Problem requirements: The answer must be every line of the data that holds the word "Fresh".
━━ Task inputs
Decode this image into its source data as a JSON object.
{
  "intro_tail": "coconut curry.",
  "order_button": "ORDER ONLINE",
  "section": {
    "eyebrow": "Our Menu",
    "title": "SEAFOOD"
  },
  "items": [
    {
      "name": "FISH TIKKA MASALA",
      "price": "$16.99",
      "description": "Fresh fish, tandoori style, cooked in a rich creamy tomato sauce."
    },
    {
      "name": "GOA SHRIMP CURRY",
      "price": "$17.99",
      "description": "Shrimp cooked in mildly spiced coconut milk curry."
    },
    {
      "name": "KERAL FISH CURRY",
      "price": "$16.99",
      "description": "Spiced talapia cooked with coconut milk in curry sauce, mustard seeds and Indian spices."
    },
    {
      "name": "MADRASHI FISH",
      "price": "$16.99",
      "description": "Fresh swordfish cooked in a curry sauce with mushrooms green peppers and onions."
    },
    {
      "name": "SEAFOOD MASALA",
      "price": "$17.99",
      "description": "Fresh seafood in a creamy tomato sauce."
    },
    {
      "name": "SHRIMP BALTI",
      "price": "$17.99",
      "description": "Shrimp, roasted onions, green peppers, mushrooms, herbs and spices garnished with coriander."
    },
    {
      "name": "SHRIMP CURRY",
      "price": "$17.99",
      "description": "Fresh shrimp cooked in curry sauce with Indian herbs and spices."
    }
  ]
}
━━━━
Solution for this exercise:
      "description": "Fresh fish, tandoori style, cooked in a rich creamy tomato sauce."
      "description": "Fresh swordfish cooked in a curry sauce with mushrooms green peppers and onions."
      "description": "Fresh seafood in a creamy tomato sauce."
      "description": "Fresh shrimp cooked in curry sauce with Indian herbs and spices."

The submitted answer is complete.